Related to the development of HIPAA authorizations that would permit future use and disclosure of PHI for research purposes, if an authorization form describes such future research activities or uses in sufficient detail to allow meaningful informed consent, AMIA suggests inclusion of a mechanism to allow an individual to revoke an “unspecified” authorization at any time.
To facilitate health research, currently viewed as impeded due to the enormous burdens related to HIPAA ‘enforcement’ placed on Internal Review Boards (IRBs), AMIA believes that HHS should provide strong guidance and clear expectations to IRBs regarding HIPAA, perhaps through the development of FAQs that illuminate IRB policies for reviewing and approving, or justification for not approving health information use for information-based research projects.
Restricting Information Based on Self-Payment
Position: AMIA opposes the NPRM stipulation that Covered Entities must permit the individual to restrict disclosure of any part or all health care items and services if the individual chooses to self-pay. AMIA expresses concern that adoption of this stipulation will foster negative policy implications to a legislatively-required restriction, encourage individuals to “buy privacy” by not using insurance, and create operational difficulties in trying to ensure that information systems can segregate and restrict data flow to payers.
AMIA does not believe it is possible to develop a system in which self-pay restrictions will flow to downstream providers accurately and consistently.
Notice of Privacy Practices (NPP)
Position: AMIA opposes any new addition to privacy notice requirements due to the fact that NPPs are already exceedingly long and complicated, increases in NPPs will not serve a “pro-privacy” purpose to effectively convey information to the vast majority of patients and may decrease the likelihood that patients will read and understand their privacy options.
Individual Access to PHI
Position: AMIA supports a time requirement of less than 30 days for a patient to receive access to or copies of their individual electronic PHI. However, AMIA cautions HHS to adopt a timeline of reasonable length so as not to negatively affect or divert healthcare provider resources to address such requests.
Position: AMIA opposes adoption of the currently proposed framework for addressing complaints and assigning penalties for Privacy Rule violations without further discussion and definition by HHS of the terms “reputational harm” and “indications of non-compliance”.

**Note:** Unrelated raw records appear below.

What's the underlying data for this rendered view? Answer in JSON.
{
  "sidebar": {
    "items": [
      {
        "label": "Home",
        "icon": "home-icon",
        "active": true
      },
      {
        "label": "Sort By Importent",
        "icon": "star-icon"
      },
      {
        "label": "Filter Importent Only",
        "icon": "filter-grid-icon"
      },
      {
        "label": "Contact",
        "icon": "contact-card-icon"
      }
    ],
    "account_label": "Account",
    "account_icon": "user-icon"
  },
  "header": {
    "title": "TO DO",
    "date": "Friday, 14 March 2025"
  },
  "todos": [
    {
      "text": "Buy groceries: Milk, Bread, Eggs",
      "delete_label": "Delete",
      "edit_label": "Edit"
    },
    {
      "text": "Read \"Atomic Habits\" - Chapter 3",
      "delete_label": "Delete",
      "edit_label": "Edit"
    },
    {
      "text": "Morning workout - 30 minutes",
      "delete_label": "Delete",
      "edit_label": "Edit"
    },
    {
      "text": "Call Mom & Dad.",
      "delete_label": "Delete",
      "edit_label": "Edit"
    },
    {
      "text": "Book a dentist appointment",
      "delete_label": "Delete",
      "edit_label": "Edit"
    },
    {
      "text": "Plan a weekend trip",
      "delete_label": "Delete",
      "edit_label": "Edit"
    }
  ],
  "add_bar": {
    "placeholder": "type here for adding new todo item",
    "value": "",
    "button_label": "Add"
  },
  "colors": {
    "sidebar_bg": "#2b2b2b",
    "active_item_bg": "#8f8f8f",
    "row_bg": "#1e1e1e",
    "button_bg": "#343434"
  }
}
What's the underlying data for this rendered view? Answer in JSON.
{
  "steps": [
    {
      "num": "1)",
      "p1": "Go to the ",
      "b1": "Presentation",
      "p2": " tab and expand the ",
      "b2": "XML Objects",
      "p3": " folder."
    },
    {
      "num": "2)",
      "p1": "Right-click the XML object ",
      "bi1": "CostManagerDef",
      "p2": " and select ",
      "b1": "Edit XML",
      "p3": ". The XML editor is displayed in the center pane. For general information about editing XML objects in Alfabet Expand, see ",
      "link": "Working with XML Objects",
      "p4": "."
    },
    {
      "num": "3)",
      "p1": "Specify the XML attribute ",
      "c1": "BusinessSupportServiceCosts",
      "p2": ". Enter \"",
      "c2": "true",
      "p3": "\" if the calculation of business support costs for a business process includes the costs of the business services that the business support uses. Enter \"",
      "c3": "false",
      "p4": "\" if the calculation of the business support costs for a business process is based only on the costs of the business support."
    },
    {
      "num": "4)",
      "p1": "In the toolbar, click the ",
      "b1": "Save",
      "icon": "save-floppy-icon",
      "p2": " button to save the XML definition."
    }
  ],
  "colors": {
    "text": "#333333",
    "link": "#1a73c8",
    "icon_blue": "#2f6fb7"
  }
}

Privacy Rule Time Limits
Position: AMIA supports limiting application of the Privacy Rule to a period of 50 years after death, viewing this term as appropriate for not causing harm to decedents and allowing for the potential use of data for research purposes.
Position: AMIA supports permission for Covered Entities to disclose a child’s immunization records to a school, with oral consent, rather than written authorization from a child’s parent or guardian in order to facilitate compliance with state laws requiring proof of immunization prior to enrollment.
AMIA’s comments to HHS are online in their entirety at www.amia.org/public-policy. AMIA, the leading professional association for informatics professionals, serves as the voice of the nation’s top biomedical and health informatics professionals and plays an important role in medicine, health care, and science, encouraging the use of data, information and knowledge to improve both human health and delivery of healthcare services.